Her work often uses sharks and bones, cow hides and udders, sea flotsam. She does have a zoologist brother, Tom, which may explain some of the more exotic remains. But one very powerful piece in View contains a genuine human skull. "This piece is called Scales and the skull has been split in two, gilded with yellow gold and each side filled with meteorites. They are hung on either side of my mother's blue coat hanger, to create a sense of a human body and they represent balancing the rational and the intuitive as we navigate through the world." And with that, Cross neatly sidesteps my query as to the origin of the skull. I don't ask again, some mysteries are better left unexplored.

Exhibit A

Sitting in the middle of pristine white floorboards, everything is clean about this empty bucket, a rag and a brush. It is as if everything has been scrubbed clean, even the bristles of the brush have not been spared.
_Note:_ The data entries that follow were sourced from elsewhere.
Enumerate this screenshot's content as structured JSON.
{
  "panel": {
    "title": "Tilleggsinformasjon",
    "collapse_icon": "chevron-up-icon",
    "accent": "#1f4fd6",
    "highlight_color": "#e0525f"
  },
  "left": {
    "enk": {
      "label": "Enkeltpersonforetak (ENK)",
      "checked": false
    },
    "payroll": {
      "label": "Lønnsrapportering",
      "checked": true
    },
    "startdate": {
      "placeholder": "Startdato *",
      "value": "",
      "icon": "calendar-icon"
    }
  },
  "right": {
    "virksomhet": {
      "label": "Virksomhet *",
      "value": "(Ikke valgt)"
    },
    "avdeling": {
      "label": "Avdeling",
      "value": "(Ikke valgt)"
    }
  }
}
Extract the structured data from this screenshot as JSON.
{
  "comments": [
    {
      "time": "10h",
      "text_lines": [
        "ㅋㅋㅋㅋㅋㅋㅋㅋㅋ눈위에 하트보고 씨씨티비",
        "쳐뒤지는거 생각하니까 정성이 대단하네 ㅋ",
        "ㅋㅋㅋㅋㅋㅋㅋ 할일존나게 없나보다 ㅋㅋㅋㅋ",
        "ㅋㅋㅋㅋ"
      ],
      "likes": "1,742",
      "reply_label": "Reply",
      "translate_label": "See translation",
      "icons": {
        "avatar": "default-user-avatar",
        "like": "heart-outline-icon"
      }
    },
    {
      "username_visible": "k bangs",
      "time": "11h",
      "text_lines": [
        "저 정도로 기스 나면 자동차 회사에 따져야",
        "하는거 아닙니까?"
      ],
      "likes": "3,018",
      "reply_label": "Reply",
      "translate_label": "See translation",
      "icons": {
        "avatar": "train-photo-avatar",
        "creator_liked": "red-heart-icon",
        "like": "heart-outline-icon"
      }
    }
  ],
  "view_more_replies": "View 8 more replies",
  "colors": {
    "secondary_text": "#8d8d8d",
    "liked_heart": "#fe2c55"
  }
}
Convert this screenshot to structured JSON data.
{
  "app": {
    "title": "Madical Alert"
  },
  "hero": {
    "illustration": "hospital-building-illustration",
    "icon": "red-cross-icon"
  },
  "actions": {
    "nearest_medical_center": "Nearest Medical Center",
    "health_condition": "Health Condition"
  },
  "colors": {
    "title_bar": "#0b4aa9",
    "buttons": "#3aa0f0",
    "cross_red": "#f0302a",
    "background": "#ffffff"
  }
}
There are buckets like this placed all round the floor in Forsaken, a new installation by Farcry Productions (www.farcryproductions.ie) permeating its site-specific venue, Dollard House, on Dublin's Wellington Quay. It is hard to remember what was in this strange space beside the Clarence Hotel before, in a prime location that many people walk by every day. But this new exhibition by Mannix Flynn and Maedhbh McMahon will draw you in and force you to look both inside yourself and inside the recent history of our land, at what went on inside so many similarly anonymous buildings we all walked past.

"The buckets are to remind us of the constant hard labour of cleaning and scrubbing," explains Flynn. "They are placed throughout the space at Dollard House to constantly remind you of the process of containment and confinement and the implements used therein. Forsaken hopes to dignify and return individuality to people who were victimised by harsh, unforgiving institutions. This work advocates for people to not forsake themselves. No matter what the hardship imposed by others, people can once again take command of their souls and spirits and move forward."

The installation contains stitched tapestries, mounted coffin plaques and other mixed media to call to mind the regimes of Magdalene laundries, mother and baby homes, and other institutions.

Sophie's choice

1 The 55th Dublin Theatre Festival kicked off on Thursday and week one is filled with many gems. My absolute must-see pick this weekend has to be Thomas Ostermeier's radical reworking of Hamlet. The Bord Gais Energy Theatre's stage will be covered in earth, blood and water for this electrifying performance. dublintheatrefestival.com.

2 Another major highlight this week is one of our own radical theatre companies, Pan Pan Theatre, and their examination of Chekhov's masterpiece, The Seagull, throwing in lots of other birds too, including cygnets as the cast have been training for months to seriously attempt Swan Lake's 'Dance of the Cygnets'. dublintheatrefestival.com.

3 My lucky dip pick of the week, though, is Zoo by Treatro de Chile. This looks at the last two Tzoolkman people and what to do with a culture that is about to become extinct, how can it be conserved or should they just be in the zoo to protect them. This show could be ridiculously absurd or brilliantly absurd. dublintheatrefestival.com.

Indo Review